On my way up to bed, I stop in the dogs’ room and tuck them in. Lea winds her body into a tight ball, so I lean over and rub her ears and kiss her on the forehead. She groans. On the other bed, JoJo leans back and wags her tail, so I crawl in behind her and lay my head on her back until she settles. Until I settle. Then I pretend to sneak out, quietly locking the baby gate into place.
I do this every night.
Last night, I said to my husband, How do parents put their little babies and toddlers to bed and leave them alone in there, all night?
I’m working on a chapter that begins: Sometimes I pretend I’m a real mother.
I’m in line at a Minnesota grocery store and the exhausted mother in front of me is wrestling with her overstuffed cart and her 3 young children and out of who-knows-where I say, It’s okay, I understand, I have three at home.
I’m on a plane, flying home to visit my dying mother. The young mom sitting next to me is traveling alone with a 2 yr old and a crying infant. I tell her, Don’t worry, we’ve all been there. When the 2 yr old needs to go potty, she hands me her baby and walks away. I am overwhelmed with her trust.
I’m with my stepson at the social security office. He’s 12, and he’s recently received his little blue card with his SS#, but his middle name is misspelled. I hand the card to the stern woman behind the metal desk and explain what’s happened, that I’m his mother, and that we need to get this fixed. I hand her his birth certificate with his correct name …. where I am, of course, not listed as the mother. I wait, terrified that she will ask me for ID, for proof, that she will send us away, that she will announce to the crowded room that I do not exist.
There’s this one of baby-me in a white dress against white space.
I think of how I tuck my dogs in at night, how I stop, hesitate, before I leave them, and how I click the lock on the baby gate but leave my bedroom door open so I can hear them if they need me.

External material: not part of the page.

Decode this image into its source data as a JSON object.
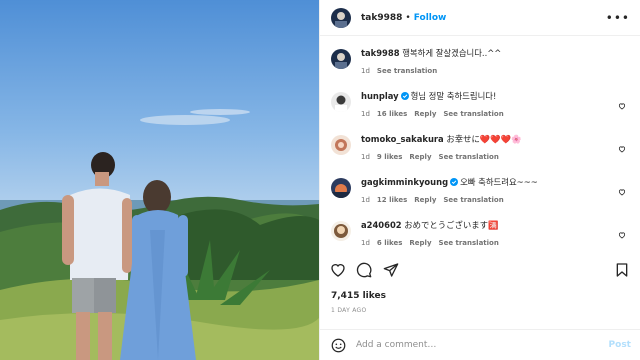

I look at the photo of this baby and it’s like she’s been plunked down on the rug. I wonder who she’s looking at, or for, and who left her there.